• **Task directions**
Number of lines below with "全网发布接入检测说明": work it out and reply with that number only.

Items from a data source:
* * * * * * * * *
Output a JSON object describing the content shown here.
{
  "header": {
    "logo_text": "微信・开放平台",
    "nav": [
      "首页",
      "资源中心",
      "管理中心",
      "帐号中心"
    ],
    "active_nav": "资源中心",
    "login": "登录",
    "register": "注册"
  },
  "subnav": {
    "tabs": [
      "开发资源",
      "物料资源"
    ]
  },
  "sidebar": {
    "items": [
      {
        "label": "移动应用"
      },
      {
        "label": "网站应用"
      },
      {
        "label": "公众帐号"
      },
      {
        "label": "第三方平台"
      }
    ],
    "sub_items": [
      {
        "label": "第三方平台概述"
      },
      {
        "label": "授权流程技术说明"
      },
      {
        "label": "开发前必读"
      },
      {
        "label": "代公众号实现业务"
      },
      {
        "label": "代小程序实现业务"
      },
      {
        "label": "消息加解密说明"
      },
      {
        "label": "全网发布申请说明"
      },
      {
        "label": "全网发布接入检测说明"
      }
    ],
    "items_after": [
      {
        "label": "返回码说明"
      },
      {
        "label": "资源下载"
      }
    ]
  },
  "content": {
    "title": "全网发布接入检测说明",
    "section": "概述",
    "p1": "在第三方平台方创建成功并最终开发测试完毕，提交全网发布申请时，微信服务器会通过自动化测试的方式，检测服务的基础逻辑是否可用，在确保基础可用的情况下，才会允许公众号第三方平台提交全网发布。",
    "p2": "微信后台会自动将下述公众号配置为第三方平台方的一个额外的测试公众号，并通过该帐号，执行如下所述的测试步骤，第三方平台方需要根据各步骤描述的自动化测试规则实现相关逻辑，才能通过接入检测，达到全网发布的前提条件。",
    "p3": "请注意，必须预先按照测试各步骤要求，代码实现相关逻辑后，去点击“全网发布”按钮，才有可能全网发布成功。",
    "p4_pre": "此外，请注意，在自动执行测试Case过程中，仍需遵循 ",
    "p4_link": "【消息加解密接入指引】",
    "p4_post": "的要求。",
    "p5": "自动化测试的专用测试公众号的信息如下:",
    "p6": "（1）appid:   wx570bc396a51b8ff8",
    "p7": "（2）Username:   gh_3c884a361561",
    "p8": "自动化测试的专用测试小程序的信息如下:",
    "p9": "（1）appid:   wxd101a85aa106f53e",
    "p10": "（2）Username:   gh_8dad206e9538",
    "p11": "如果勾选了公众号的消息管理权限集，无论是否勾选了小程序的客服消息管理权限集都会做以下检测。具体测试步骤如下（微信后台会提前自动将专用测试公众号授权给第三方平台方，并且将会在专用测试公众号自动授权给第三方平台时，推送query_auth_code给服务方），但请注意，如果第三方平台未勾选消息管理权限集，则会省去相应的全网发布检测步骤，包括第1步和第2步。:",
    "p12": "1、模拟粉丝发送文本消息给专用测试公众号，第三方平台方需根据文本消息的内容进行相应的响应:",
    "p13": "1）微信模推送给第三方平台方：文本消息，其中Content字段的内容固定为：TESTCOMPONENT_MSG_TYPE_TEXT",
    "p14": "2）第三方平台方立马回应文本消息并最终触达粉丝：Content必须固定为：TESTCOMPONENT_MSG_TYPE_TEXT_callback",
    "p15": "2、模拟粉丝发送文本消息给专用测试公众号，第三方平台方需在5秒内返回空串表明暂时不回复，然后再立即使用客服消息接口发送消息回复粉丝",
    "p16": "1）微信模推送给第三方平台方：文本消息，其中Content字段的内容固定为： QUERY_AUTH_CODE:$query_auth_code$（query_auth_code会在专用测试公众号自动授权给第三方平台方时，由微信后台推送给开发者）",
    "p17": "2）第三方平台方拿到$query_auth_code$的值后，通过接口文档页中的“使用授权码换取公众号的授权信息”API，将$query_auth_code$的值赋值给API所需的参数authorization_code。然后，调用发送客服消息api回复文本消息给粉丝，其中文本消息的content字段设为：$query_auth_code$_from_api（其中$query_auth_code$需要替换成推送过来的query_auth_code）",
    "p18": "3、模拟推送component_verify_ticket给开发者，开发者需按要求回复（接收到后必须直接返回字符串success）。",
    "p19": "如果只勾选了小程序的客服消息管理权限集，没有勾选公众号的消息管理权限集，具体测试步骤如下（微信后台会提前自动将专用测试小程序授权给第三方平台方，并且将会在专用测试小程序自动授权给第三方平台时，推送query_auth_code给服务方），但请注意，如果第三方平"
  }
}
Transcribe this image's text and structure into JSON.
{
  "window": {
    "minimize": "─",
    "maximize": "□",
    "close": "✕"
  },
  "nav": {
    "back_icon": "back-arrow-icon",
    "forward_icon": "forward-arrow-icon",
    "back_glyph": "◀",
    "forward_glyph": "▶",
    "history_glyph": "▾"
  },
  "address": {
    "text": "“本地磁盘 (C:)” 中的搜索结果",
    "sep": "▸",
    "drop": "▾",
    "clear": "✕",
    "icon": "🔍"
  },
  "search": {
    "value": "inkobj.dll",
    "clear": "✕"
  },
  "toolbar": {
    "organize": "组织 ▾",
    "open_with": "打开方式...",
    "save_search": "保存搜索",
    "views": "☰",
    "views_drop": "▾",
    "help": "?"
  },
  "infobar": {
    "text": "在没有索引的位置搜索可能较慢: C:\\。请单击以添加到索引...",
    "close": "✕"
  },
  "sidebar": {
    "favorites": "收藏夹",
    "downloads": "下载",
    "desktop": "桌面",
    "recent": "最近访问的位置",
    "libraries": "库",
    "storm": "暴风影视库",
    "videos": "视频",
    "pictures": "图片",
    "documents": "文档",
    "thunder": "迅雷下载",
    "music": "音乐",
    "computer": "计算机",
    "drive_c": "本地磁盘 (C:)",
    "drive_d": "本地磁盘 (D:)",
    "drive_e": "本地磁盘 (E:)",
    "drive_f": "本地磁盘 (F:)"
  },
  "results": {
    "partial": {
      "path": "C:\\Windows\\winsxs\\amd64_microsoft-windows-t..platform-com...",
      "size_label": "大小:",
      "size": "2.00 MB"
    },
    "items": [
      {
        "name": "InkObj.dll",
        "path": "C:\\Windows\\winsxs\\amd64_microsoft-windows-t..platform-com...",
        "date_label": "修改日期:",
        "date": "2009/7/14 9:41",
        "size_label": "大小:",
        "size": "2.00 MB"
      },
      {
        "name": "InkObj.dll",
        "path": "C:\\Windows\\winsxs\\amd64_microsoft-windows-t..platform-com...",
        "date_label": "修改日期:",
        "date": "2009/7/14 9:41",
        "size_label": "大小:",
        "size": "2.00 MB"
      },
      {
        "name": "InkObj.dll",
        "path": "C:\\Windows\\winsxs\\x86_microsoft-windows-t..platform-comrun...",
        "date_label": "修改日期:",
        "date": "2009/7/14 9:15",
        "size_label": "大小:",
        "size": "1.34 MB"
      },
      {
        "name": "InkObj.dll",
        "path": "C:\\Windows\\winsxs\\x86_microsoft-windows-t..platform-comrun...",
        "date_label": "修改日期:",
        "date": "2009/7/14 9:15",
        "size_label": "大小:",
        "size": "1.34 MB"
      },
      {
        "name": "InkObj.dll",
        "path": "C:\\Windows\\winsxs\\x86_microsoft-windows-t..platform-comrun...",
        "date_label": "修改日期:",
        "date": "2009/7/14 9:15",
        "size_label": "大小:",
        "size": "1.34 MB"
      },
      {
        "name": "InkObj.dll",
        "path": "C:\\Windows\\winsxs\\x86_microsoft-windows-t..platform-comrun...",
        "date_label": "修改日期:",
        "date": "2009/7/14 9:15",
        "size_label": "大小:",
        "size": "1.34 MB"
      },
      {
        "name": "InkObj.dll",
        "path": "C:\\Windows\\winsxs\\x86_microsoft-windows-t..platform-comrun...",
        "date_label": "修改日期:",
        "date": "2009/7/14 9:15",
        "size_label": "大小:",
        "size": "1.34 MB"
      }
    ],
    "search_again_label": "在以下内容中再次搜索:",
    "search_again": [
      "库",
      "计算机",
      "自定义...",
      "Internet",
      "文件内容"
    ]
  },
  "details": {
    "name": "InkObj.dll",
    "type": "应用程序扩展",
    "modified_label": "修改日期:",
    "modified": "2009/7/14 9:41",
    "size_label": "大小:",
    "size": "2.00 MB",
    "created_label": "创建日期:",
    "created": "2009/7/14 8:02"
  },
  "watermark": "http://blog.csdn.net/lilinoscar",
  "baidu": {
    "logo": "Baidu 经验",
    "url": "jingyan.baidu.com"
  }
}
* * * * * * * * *
• **Answer section**
2